> [WHAT THE TASK REQUIRES] Write the entries below out again exactly; any picture in them stays out.

> [AVAILABLE DATA]
====================

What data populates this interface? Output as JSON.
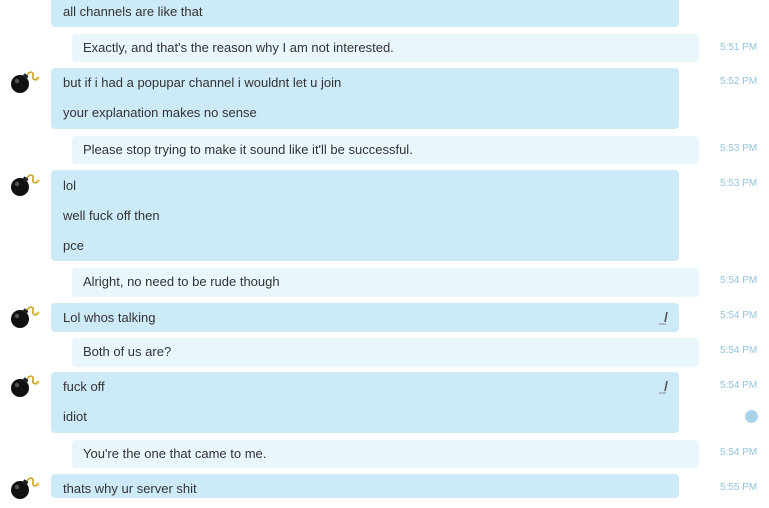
{
  "messages": [
    {
      "lines": [
        "all channels are like that"
      ]
    },
    {
      "lines": [
        "Exactly, and that's the reason why I am not interested."
      ],
      "time": "5:51 PM"
    },
    {
      "lines": [
        "but if i had a popupar channel i wouldnt let u join",
        "your explanation makes no sense"
      ],
      "time": "5:52 PM"
    },
    {
      "lines": [
        "Please stop trying to make it sound like it'll be successful."
      ],
      "time": "5:53 PM"
    },
    {
      "lines": [
        "lol",
        "well fuck off then",
        "pce"
      ],
      "time": "5:53 PM"
    },
    {
      "lines": [
        "Alright, no need to be rude though"
      ],
      "time": "5:54 PM"
    },
    {
      "lines": [
        "Lol whos talking"
      ],
      "time": "5:54 PM"
    },
    {
      "lines": [
        "Both of us are?"
      ],
      "time": "5:54 PM"
    },
    {
      "lines": [
        "fuck off",
        "idiot"
      ],
      "time": "5:54 PM"
    },
    {
      "lines": [
        "You're the one that came to me."
      ],
      "time": "5:54 PM"
    },
    {
      "lines": [
        "thats why ur server shit"
      ],
      "time": "5:55 PM"
    }
  ],
  "icons": {
    "avatar": "bomb-avatar-icon",
    "edit": "edit-pencil-icon",
    "scroll": "scroll-down-icon"
  },
  "colors": {
    "incoming_bubble": "#cdeaf8",
    "outgoing_bubble": "#e9f6fc",
    "timestamp": "#94c4dd",
    "text": "#333333"
  }
}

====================

> [REPLY TO THE TASK]
What data populates this interface? Output as JSON.
{
  "messages": [
    {
      "lines": [
        "all channels are like that"
      ]
    },
    {
      "lines": [
        "Exactly, and that's the reason why I am not interested."
      ],
      "time": "5:51 PM"
    },
    {
      "lines": [
        "but if i had a popupar channel i wouldnt let u join",
        "your explanation makes no sense"
      ],
      "time": "5:52 PM"
    },
    {
      "lines": [
        "Please stop trying to make it sound like it'll be successful."
      ],
      "time": "5:53 PM"
    },
    {
      "lines": [
        "lol",
        "well fuck off then",
        "pce"
      ],
      "time": "5:53 PM"
    },
    {
      "lines": [
        "Alright, no need to be rude though"
      ],
      "time": "5:54 PM"
    },
    {
      "lines": [
        "Lol whos talking"
      ],
      "time": "5:54 PM"
    },
    {
      "lines": [
        "Both of us are?"
      ],
      "time": "5:54 PM"
    },
    {
      "lines": [
        "fuck off",
        "idiot"
      ],
      "time": "5:54 PM"
    },
    {
      "lines": [
        "You're the one that came to me."
      ],
      "time": "5:54 PM"
    },
    {
      "lines": [
        "thats why ur server shit"
      ],
      "time": "5:55 PM"
    }
  ],
  "icons": {
    "avatar": "bomb-avatar-icon",
    "edit": "edit-pencil-icon",
    "scroll": "scroll-down-icon"
  },
  "colors": {
    "incoming_bubble": "#cdeaf8",
    "outgoing_bubble": "#e9f6fc",
    "timestamp": "#94c4dd",
    "text": "#333333"
  }
}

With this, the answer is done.